# Exercise brief
Every entry below must be retyped exactly, and the pictures must be left out.

# Supplied entries
= Beginning of Section =

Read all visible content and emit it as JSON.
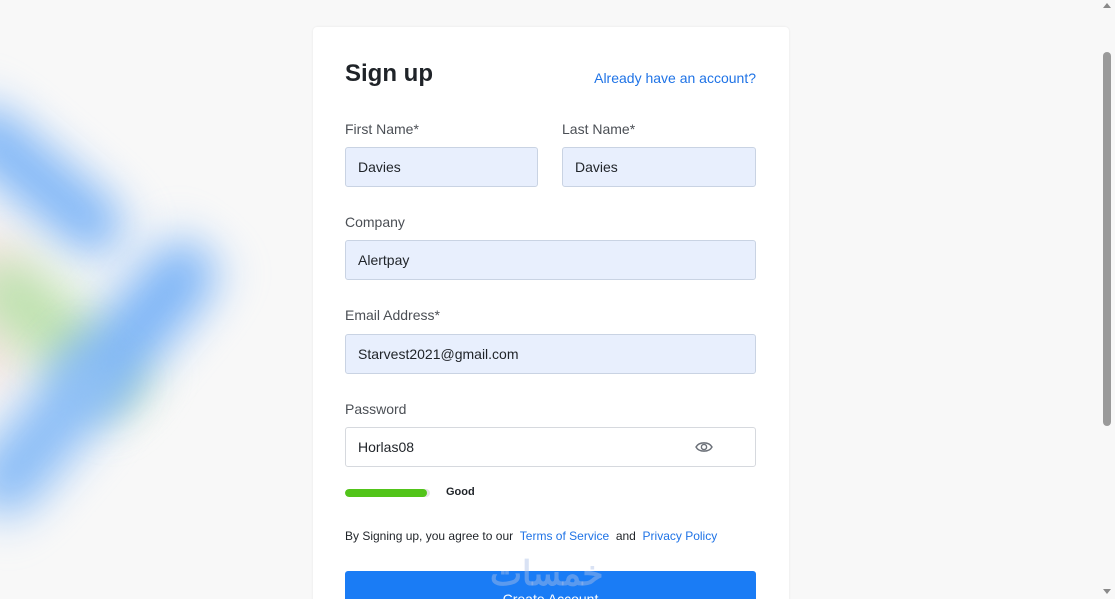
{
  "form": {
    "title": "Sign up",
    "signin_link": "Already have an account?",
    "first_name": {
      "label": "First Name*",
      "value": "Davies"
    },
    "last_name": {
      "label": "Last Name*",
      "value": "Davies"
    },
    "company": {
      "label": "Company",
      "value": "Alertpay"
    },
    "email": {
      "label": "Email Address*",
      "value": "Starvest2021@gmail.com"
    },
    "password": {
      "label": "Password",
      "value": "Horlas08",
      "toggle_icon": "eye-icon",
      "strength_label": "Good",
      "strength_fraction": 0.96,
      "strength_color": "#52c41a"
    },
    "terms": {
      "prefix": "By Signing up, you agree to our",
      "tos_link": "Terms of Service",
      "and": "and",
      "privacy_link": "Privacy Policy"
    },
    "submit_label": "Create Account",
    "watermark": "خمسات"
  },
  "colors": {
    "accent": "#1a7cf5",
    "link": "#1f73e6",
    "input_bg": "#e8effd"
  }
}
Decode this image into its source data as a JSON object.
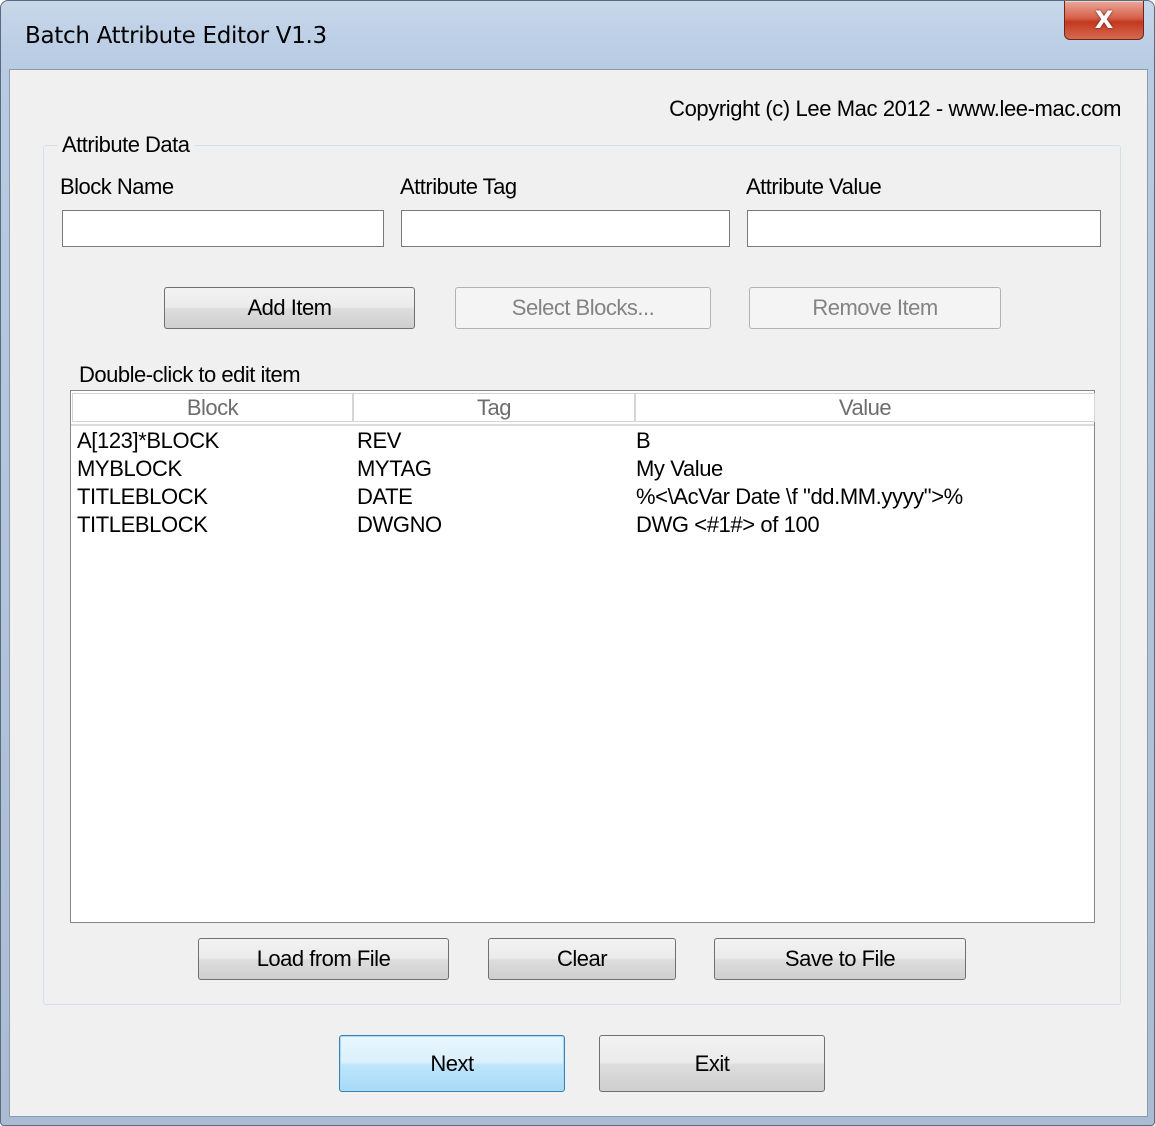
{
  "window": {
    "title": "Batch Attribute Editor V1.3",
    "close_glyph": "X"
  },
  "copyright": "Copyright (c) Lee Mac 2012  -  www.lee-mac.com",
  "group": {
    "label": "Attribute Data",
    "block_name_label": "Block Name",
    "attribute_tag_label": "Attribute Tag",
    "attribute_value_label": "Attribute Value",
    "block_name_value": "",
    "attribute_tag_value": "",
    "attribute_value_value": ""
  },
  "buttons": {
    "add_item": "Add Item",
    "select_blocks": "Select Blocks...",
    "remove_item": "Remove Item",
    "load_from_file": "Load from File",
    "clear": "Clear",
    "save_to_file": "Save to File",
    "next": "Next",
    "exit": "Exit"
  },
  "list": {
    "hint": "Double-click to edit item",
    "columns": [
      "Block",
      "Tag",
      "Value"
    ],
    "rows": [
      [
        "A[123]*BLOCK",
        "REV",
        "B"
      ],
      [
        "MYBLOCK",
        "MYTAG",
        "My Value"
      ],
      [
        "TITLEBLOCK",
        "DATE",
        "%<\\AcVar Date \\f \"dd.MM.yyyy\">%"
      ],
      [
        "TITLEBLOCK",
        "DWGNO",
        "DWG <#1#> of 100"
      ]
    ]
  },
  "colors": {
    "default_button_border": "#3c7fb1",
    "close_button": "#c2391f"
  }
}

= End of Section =

# Result of the task
Read all visible content and emit it as JSON.
{
  "form": {
    "title": "Sign up",
    "signin_link": "Already have an account?",
    "first_name": {
      "label": "First Name*",
      "value": "Davies"
    },
    "last_name": {
      "label": "Last Name*",
      "value": "Davies"
    },
    "company": {
      "label": "Company",
      "value": "Alertpay"
    },
    "email": {
      "label": "Email Address*",
      "value": "Starvest2021@gmail.com"
    },
    "password": {
      "label": "Password",
      "value": "Horlas08",
      "toggle_icon": "eye-icon",
      "strength_label": "Good",
      "strength_fraction": 0.96,
      "strength_color": "#52c41a"
    },
    "terms": {
      "prefix": "By Signing up, you agree to our",
      "tos_link": "Terms of Service",
      "and": "and",
      "privacy_link": "Privacy Policy"
    },
    "submit_label": "Create Account",
    "watermark": "خمسات"
  },
  "colors": {
    "accent": "#1a7cf5",
    "link": "#1f73e6",
    "input_bg": "#e8effd"
  }
}
Decode this image into its source data as a JSON object.
{
  "window": {
    "title": "Batch Attribute Editor V1.3",
    "close_glyph": "X"
  },
  "copyright": "Copyright (c) Lee Mac 2012  -  www.lee-mac.com",
  "group": {
    "label": "Attribute Data",
    "block_name_label": "Block Name",
    "attribute_tag_label": "Attribute Tag",
    "attribute_value_label": "Attribute Value",
    "block_name_value": "",
    "attribute_tag_value": "",
    "attribute_value_value": ""
  },
  "buttons": {
    "add_item": "Add Item",
    "select_blocks": "Select Blocks...",
    "remove_item": "Remove Item",
    "load_from_file": "Load from File",
    "clear": "Clear",
    "save_to_file": "Save to File",
    "next": "Next",
    "exit": "Exit"
  },
  "list": {
    "hint": "Double-click to edit item",
    "columns": [
      "Block",
      "Tag",
      "Value"
    ],
    "rows": [
      [
        "A[123]*BLOCK",
        "REV",
        "B"
      ],
      [
        "MYBLOCK",
        "MYTAG",
        "My Value"
      ],
      [
        "TITLEBLOCK",
        "DATE",
        "%<\\AcVar Date \\f \"dd.MM.yyyy\">%"
      ],
      [
        "TITLEBLOCK",
        "DWGNO",
        "DWG <#1#> of 100"
      ]
    ]
  },
  "colors": {
    "default_button_border": "#3c7fb1",
    "close_button": "#c2391f"
  }
}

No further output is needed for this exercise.